■ WORK REQUEST
Pictures do not belong in the copy; print every entry exactly as it stands.

-- Opening Marker --

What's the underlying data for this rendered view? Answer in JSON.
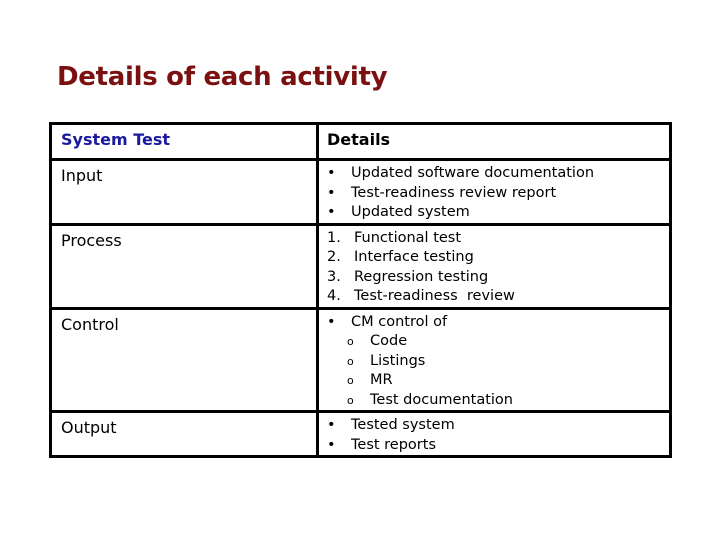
{
  "title": "Details of each activity",
  "table": {
    "header": {
      "col1": "System Test",
      "col2": "Details"
    },
    "rows": {
      "input": {
        "label": "Input",
        "items": [
          "Updated software documentation",
          "Test-readiness review report",
          "Updated system"
        ],
        "marker": "•"
      },
      "process": {
        "label": "Process",
        "items": [
          "Functional test",
          "Interface testing",
          "Regression testing",
          "Test-readiness  review"
        ],
        "markers": [
          "1.",
          "2.",
          "3.",
          "4."
        ]
      },
      "control": {
        "label": "Control",
        "item": "CM control of",
        "marker": "•",
        "subitems": [
          "Code",
          "Listings",
          "MR",
          "Test documentation"
        ],
        "submarker": "o"
      },
      "output": {
        "label": "Output",
        "items": [
          "Tested system",
          "Test reports"
        ],
        "marker": "•"
      }
    }
  },
  "colors": {
    "title": "#7a1010",
    "header_label": "#1a1aa0"
  }
}
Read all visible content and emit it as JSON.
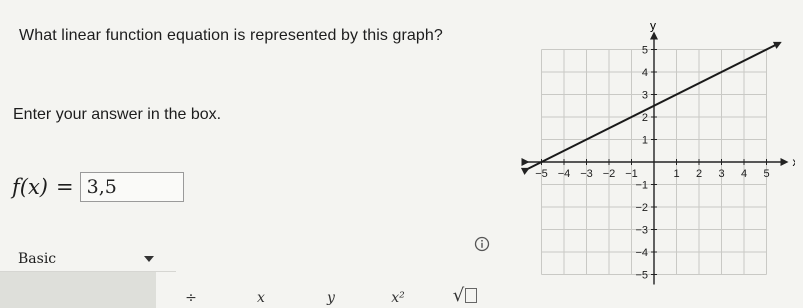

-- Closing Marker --

■ EXERCISE SOLUTION
What's the underlying data for this rendered view? Answer in JSON.
{
  "title": "Details of each activity",
  "table": {
    "header": {
      "col1": "System Test",
      "col2": "Details"
    },
    "rows": {
      "input": {
        "label": "Input",
        "items": [
          "Updated software documentation",
          "Test-readiness review report",
          "Updated system"
        ],
        "marker": "•"
      },
      "process": {
        "label": "Process",
        "items": [
          "Functional test",
          "Interface testing",
          "Regression testing",
          "Test-readiness  review"
        ],
        "markers": [
          "1.",
          "2.",
          "3.",
          "4."
        ]
      },
      "control": {
        "label": "Control",
        "item": "CM control of",
        "marker": "•",
        "subitems": [
          "Code",
          "Listings",
          "MR",
          "Test documentation"
        ],
        "submarker": "o"
      },
      "output": {
        "label": "Output",
        "items": [
          "Tested system",
          "Test reports"
        ],
        "marker": "•"
      }
    }
  },
  "colors": {
    "title": "#7a1010",
    "header_label": "#1a1aa0"
  }
}
Read all visible content and emit it as JSON.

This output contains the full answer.